I have developed an interest in studying Pythagoras, mainly his idea of Number as the Arche. It seems that neither him nor his school left any writings, and what survives of it comes through Aristotle's and Plato's references in their respective pieces. However, according to Aristotle's Sources for Pythagorean Doctrine (J. A. Philip, 1963), Aristotle only ever makes two references to Pythagoras himself. So, where could one read about the Pythagorean school of thought and its cosmogony, in a way that's the farthest possible from second-hand?
Kenneth Sylvan Guthrie's Complete Pythagoras may be one place to start.
Patrick Roussel describes the collection as
The Complete Pythagoras is a compilation of two books. The first is entitled The Life of Pythagoras that contains the four biographies that have survived from antiquity....The second is entitled Pythagorean Library and is a complete collection of the surviving fragments from the Pythagoreans.

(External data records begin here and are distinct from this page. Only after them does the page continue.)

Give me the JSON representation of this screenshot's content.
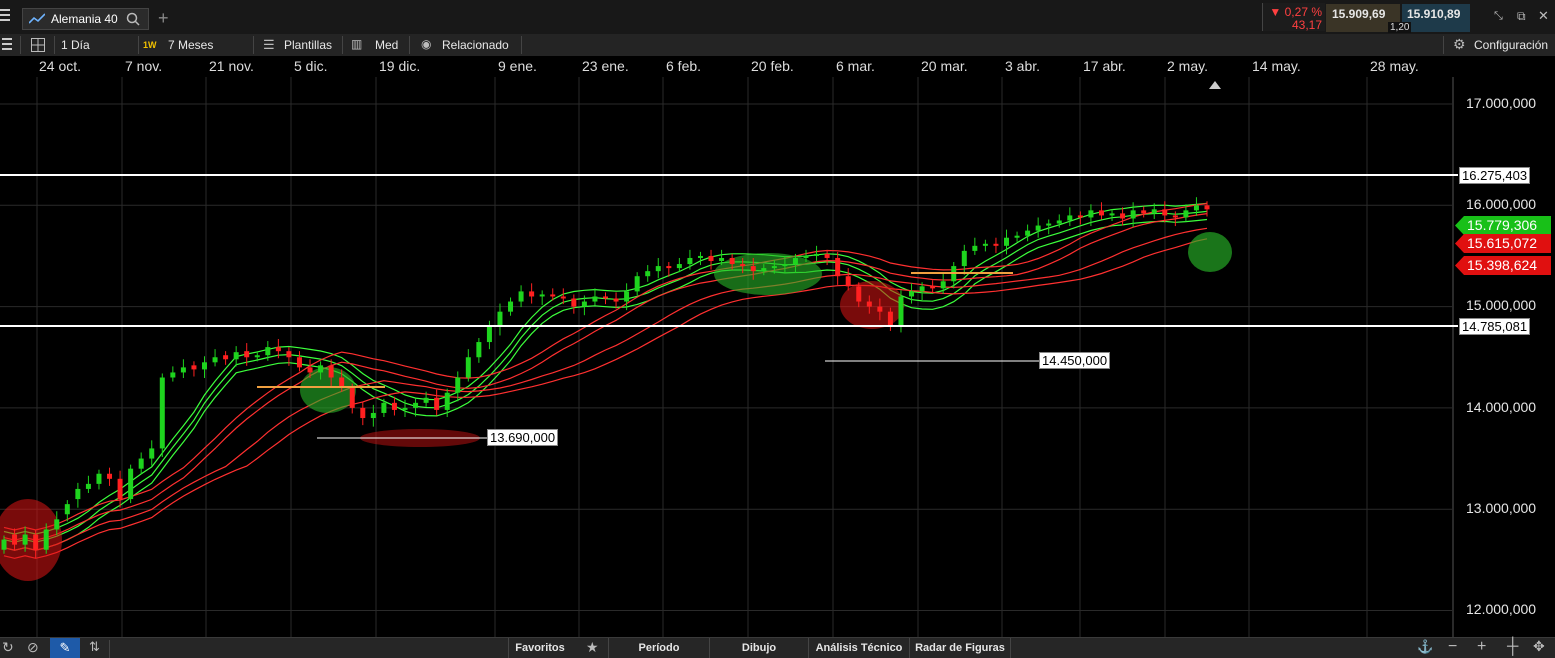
{
  "window": {
    "instrument_tab": "Alemania 40",
    "add_tab_icon": "plus-icon"
  },
  "quote": {
    "change_pct": "▼ 0,27 %",
    "change_pts": "43,17",
    "bid": "15.909,69",
    "ask": "15.910,89",
    "spread": "1,20",
    "colors": {
      "down": "#ff4040",
      "bid_bg": "#3a3426",
      "ask_bg": "#1e3a4a"
    }
  },
  "toolbar": {
    "interval": "1 Día",
    "interval_badge": "1W",
    "range": "7 Meses",
    "templates": "Plantillas",
    "med": "Med",
    "related": "Relacionado",
    "settings": "Configuración"
  },
  "x_axis": {
    "labels": [
      "24 oct.",
      "7 nov.",
      "21 nov.",
      "5 dic.",
      "19 dic.",
      "9 ene.",
      "23 ene.",
      "6 feb.",
      "20 feb.",
      "6 mar.",
      "20 mar.",
      "3 abr.",
      "17 abr.",
      "2 may.",
      "14 may.",
      "28 may."
    ]
  },
  "y_axis": {
    "labels": [
      "17.000,000",
      "16.000,000",
      "15.000,000",
      "14.000,000",
      "13.000,000",
      "12.000,000"
    ]
  },
  "annotations": {
    "resistance": "16.275,403",
    "support": "14.785,081",
    "low1": "13.690,000",
    "low2": "14.450,000"
  },
  "price_tags": {
    "green": "15.779,306",
    "red1": "15.615,072",
    "red2": "15.398,624",
    "colors": {
      "green": "#18c018",
      "red": "#e01010"
    }
  },
  "bottom": {
    "favorites": "Favoritos",
    "period": "Período",
    "drawing": "Dibujo",
    "technical": "Análisis Técnico",
    "patterns": "Radar de Figuras"
  },
  "chart_data": {
    "type": "candlestick",
    "y_range": [
      11950,
      17250
    ],
    "x_labels": [
      "24 oct.",
      "7 nov.",
      "21 nov.",
      "5 dic.",
      "19 dic.",
      "9 ene.",
      "23 ene.",
      "6 feb.",
      "20 feb.",
      "6 mar.",
      "20 mar.",
      "3 abr.",
      "17 abr.",
      "2 may."
    ],
    "close": [
      12700,
      12650,
      12750,
      12600,
      12800,
      12900,
      13050,
      13200,
      13250,
      13350,
      13300,
      13100,
      13400,
      13500,
      13600,
      14300,
      14350,
      14400,
      14380,
      14450,
      14500,
      14480,
      14550,
      14500,
      14520,
      14600,
      14560,
      14500,
      14400,
      14350,
      14420,
      14300,
      14200,
      14000,
      13900,
      13950,
      14050,
      13980,
      14000,
      14050,
      14100,
      13980,
      14150,
      14300,
      14500,
      14650,
      14800,
      14950,
      15050,
      15150,
      15100,
      15120,
      15100,
      15080,
      15000,
      15050,
      15100,
      15080,
      15050,
      15150,
      15300,
      15350,
      15400,
      15380,
      15420,
      15480,
      15500,
      15450,
      15480,
      15420,
      15400,
      15350,
      15380,
      15400,
      15420,
      15480,
      15500,
      15520,
      15480,
      15300,
      15200,
      15050,
      15000,
      14950,
      14800,
      15100,
      15150,
      15200,
      15180,
      15250,
      15400,
      15550,
      15600,
      15620,
      15600,
      15680,
      15700,
      15750,
      15800,
      15820,
      15850,
      15900,
      15880,
      15950,
      15900,
      15920,
      15870,
      15950,
      15920,
      15960,
      15900,
      15880,
      15950,
      16000,
      15960
    ],
    "open": [
      12600,
      12750,
      12650,
      12750,
      12600,
      12800,
      12950,
      13100,
      13200,
      13250,
      13350,
      13300,
      13100,
      13400,
      13500,
      13600,
      14300,
      14350,
      14420,
      14380,
      14450,
      14520,
      14480,
      14560,
      14500,
      14520,
      14600,
      14560,
      14500,
      14400,
      14350,
      14420,
      14300,
      14200,
      14000,
      13900,
      13950,
      14050,
      13980,
      14000,
      14050,
      14100,
      13980,
      14150,
      14300,
      14500,
      14650,
      14800,
      14950,
      15050,
      15150,
      15100,
      15120,
      15100,
      15080,
      15000,
      15050,
      15100,
      15080,
      15050,
      15150,
      15300,
      15350,
      15400,
      15380,
      15420,
      15480,
      15500,
      15450,
      15480,
      15420,
      15400,
      15350,
      15380,
      15400,
      15420,
      15480,
      15500,
      15520,
      15480,
      15300,
      15200,
      15050,
      15000,
      14950,
      14800,
      15100,
      15150,
      15200,
      15180,
      15250,
      15400,
      15550,
      15600,
      15620,
      15600,
      15680,
      15700,
      15750,
      15800,
      15820,
      15850,
      15900,
      15880,
      15950,
      15900,
      15920,
      15870,
      15950,
      15920,
      15960,
      15900,
      15880,
      15950,
      16000
    ],
    "indicators": [
      "moving averages (green)",
      "moving averages (red)"
    ]
  }
}
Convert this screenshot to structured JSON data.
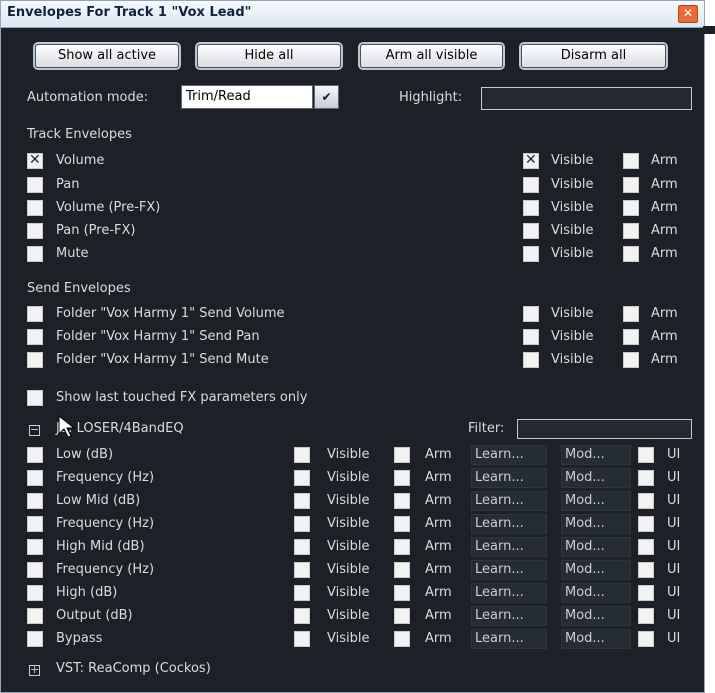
{
  "window": {
    "title": "Envelopes For Track 1 \"Vox Lead\"",
    "close_glyph": "✕"
  },
  "buttons": {
    "show_all_active": "Show all active",
    "hide_all": "Hide all",
    "arm_all_visible": "Arm all visible",
    "disarm_all": "Disarm all"
  },
  "automation": {
    "label": "Automation mode:",
    "value": "Trim/Read",
    "highlight_label": "Highlight:"
  },
  "track_envelopes": {
    "heading": "Track Envelopes",
    "items": [
      {
        "label": "Volume",
        "checked": true,
        "visible": true,
        "arm": false
      },
      {
        "label": "Pan",
        "checked": false,
        "visible": false,
        "arm": false
      },
      {
        "label": "Volume (Pre-FX)",
        "checked": false,
        "visible": false,
        "arm": false
      },
      {
        "label": "Pan (Pre-FX)",
        "checked": false,
        "visible": false,
        "arm": false
      },
      {
        "label": "Mute",
        "checked": false,
        "visible": false,
        "arm": false
      }
    ]
  },
  "send_envelopes": {
    "heading": "Send Envelopes",
    "items": [
      {
        "label": "Folder \"Vox Harmy 1\" Send Volume"
      },
      {
        "label": "Folder \"Vox Harmy 1\" Send Pan"
      },
      {
        "label": "Folder \"Vox Harmy 1\" Send Mute"
      }
    ]
  },
  "common": {
    "visible": "Visible",
    "arm": "Arm",
    "learn": "Learn...",
    "mod": "Mod...",
    "ui": "UI"
  },
  "show_last_touched": "Show last touched FX parameters only",
  "fx": {
    "name": "JS: LOSER/4BandEQ",
    "filter_label": "Filter:",
    "params": [
      "Low (dB)",
      "Frequency (Hz)",
      "Low Mid (dB)",
      "Frequency (Hz)",
      "High Mid (dB)",
      "Frequency (Hz)",
      "High (dB)",
      "Output (dB)",
      "Bypass"
    ],
    "collapse_glyph": "−",
    "expand_glyph": "+"
  },
  "vst": {
    "name": "VST: ReaComp (Cockos)"
  }
}
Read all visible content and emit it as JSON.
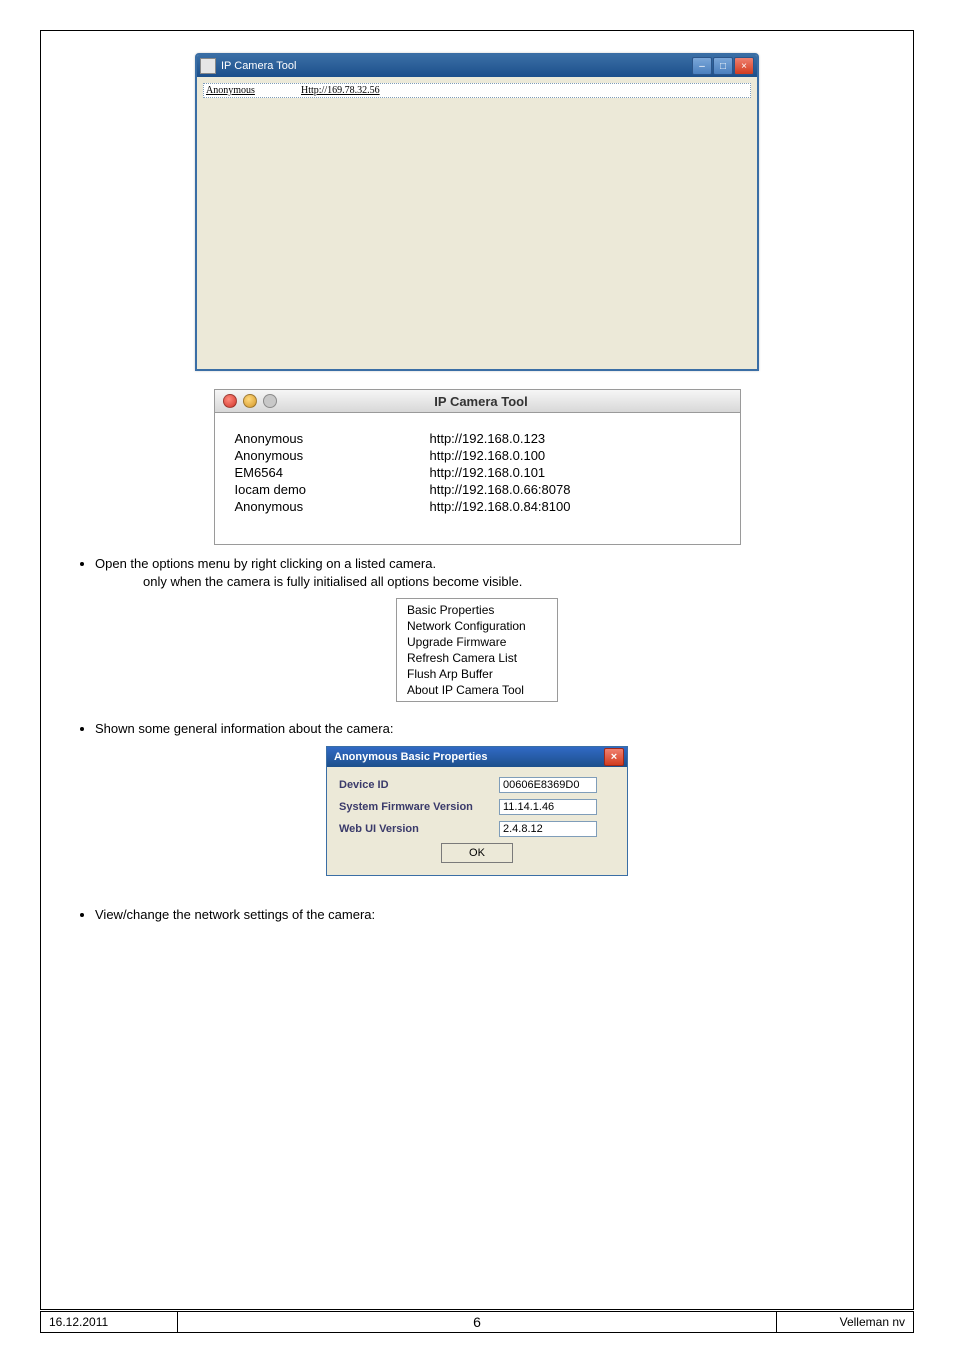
{
  "win_screenshot": {
    "title": "IP Camera Tool",
    "row": {
      "name": "Anonymous",
      "addr": "Http://169.78.32.56"
    }
  },
  "mac_screenshot": {
    "title": "IP Camera Tool",
    "rows": [
      {
        "name": "Anonymous",
        "addr": "http://192.168.0.123"
      },
      {
        "name": "Anonymous",
        "addr": "http://192.168.0.100"
      },
      {
        "name": "EM6564",
        "addr": "http://192.168.0.101"
      },
      {
        "name": "Iocam demo",
        "addr": "http://192.168.0.66:8078"
      },
      {
        "name": "Anonymous",
        "addr": "http://192.168.0.84:8100"
      }
    ]
  },
  "bullets": {
    "b1": "Open the options menu by right clicking on a listed camera.",
    "b1_sub": "only when the camera is fully initialised all options become visible.",
    "b2": "Shown some general information about the camera:",
    "b3": "View/change the network settings of the camera:"
  },
  "context_menu": {
    "items": [
      "Basic Properties",
      "Network Configuration",
      "Upgrade Firmware",
      "Refresh Camera List",
      "Flush Arp Buffer",
      "About IP Camera Tool"
    ]
  },
  "prop_dialog": {
    "title": "Anonymous Basic Properties",
    "rows": [
      {
        "label": "Device ID",
        "value": "00606E8369D0"
      },
      {
        "label": "System Firmware Version",
        "value": "11.14.1.46"
      },
      {
        "label": "Web UI Version",
        "value": "2.4.8.12"
      }
    ],
    "ok": "OK"
  },
  "footer": {
    "date": "16.12.2011",
    "page": "6",
    "org": "Velleman nv"
  }
}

Guthrie, K. S. Complete Pythagoras. Retrieved on June 16, 2019 from Internet Archive at https://archive.org/details/TheCompletePythagoras